  3. Social cohesion: Pedestrian-friendly neighborhoods foster social interactions between residents as people engage in active transportation methods or spend time together in communal outdoor spaces.
  4. Economic vitality: Walkable neighborhoods attract businesses and visitors who appreciate vibrant streetscapes, contributing to local economic growth.

To further illustrate the impact of incorporating walkability and green spaces into urban design, consider Table 1 below:

City Walk Score (out of 100) Percentage of Green Space
Copenhagen 81 26%
New York City 89 19%
Tokyo 82 18%

Table 1 showcases how cities that prioritize walkability tend to have higher scores on walkability indexes such as Walk Score. Additionally, these cities also allocate a significant percentage of their land to green spaces, contributing to the overall well-being of their residents.

In conclusion, incorporating walkability and green spaces into urban planning is essential for creating sustainable cities. By prioritizing these elements, architects can contribute to improving public health, environmental sustainability, social cohesion, and economic vitality. The success of cities like Copenhagen highlights the positive impact that such design strategies can have on quality of life.

Securing Funding for Sustainable Design Projects

From promoting walkability and green spaces in urban planning, architects also play a vital role in securing funding for Sustainable Design Projects. One such example is the innovative project of transforming an abandoned industrial site into a vibrant community park. This hypothetical case study will demonstrate how architects can navigate the complex process of obtaining funding to bring their sustainable design visions to life.

Securing Funding for sustainable design projects requires careful strategizing and effective communication with various stakeholders. Architects must showcase the potential benefits of their projects, emphasizing not only the environmental advantages but also the economic and social impacts. Here are some key steps that architects can take:

  1. Conducting thorough research: Before approaching potential funders, architects should gather relevant data on similar successful projects, highlighting their positive outcomes. This research helps build credibility and demonstrates that there is a demand for sustainable design initiatives.

  2. Building partnerships: Collaborating with local governments, non-profit organizations, and private investors can significantly enhance the chances of securing funding. Architects can form alliances with these stakeholders, leveraging their networks and resources to create compelling proposals.

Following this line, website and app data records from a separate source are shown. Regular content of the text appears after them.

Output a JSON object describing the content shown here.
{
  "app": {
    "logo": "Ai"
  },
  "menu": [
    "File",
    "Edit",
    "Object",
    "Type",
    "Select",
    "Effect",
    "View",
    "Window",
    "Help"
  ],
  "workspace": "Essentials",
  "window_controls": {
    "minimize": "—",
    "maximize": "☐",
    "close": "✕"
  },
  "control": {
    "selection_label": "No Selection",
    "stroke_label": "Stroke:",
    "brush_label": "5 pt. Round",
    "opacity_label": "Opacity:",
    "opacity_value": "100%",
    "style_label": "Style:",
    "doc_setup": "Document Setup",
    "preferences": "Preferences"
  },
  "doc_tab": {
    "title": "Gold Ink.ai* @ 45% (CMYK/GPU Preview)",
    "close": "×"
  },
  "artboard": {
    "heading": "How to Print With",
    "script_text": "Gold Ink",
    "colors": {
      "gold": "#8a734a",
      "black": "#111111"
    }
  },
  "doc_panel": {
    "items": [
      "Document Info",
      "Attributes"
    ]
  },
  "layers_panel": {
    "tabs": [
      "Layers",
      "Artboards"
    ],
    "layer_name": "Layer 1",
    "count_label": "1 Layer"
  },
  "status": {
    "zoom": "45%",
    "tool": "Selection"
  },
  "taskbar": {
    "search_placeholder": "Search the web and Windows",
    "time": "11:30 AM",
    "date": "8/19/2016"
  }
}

  3. Developing a comprehensive business plan: A well-crafted business plan outlines the project’s objectives, timeline, budget estimates, anticipated returns on investment (both financial and non-financial), and strategies for long-term sustainability. Including cost-benefit analyses and projected socio-economic impact reports strengthens the proposal’s viability.

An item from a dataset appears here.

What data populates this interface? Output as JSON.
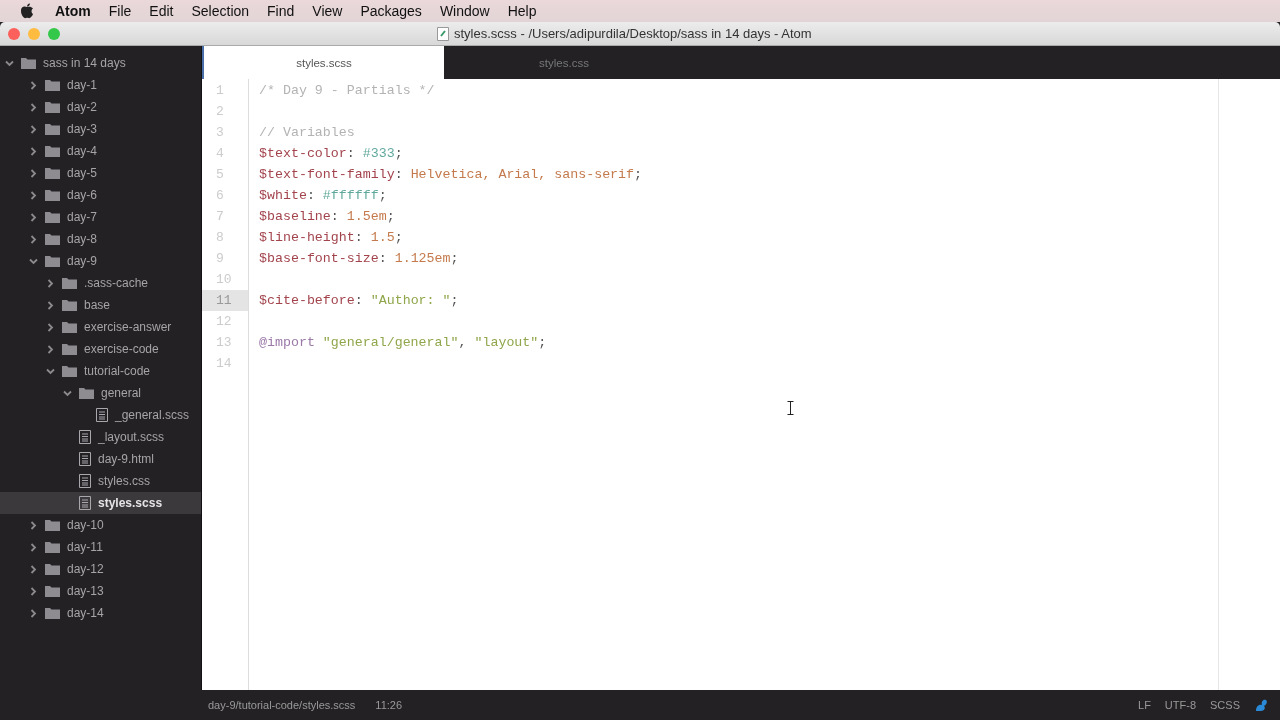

  4. Exploring diverse funding sources: Architects should explore different avenues for financing their projects beyond traditional grants or loans. Crowdfunding platforms or public-private partnerships offer alternative options worth considering.

By employing these strategies, architects increase their likelihood of securing funds necessary to implement sustainable design projects successfully.

Funding Sources Advantages Disadvantages
Government Grants – Substantial financial support – Highly competitive
Corporate Sponsorship – Potential marketing opportunities – Limited control over design decisions
Crowdfunding – Community engagement – Uncertain fundraising outcomes

In conclusion, architects must not only possess the creative vision to design sustainable spaces but also be adept at securing funding for their projects. By conducting thorough research, building partnerships, developing comprehensive business plans, and exploring diverse funding sources, architects can navigate the complex process of obtaining financial support. This ensures that their innovative ideas become a reality, contributing to more environmentally friendly and socially beneficial cities around the world.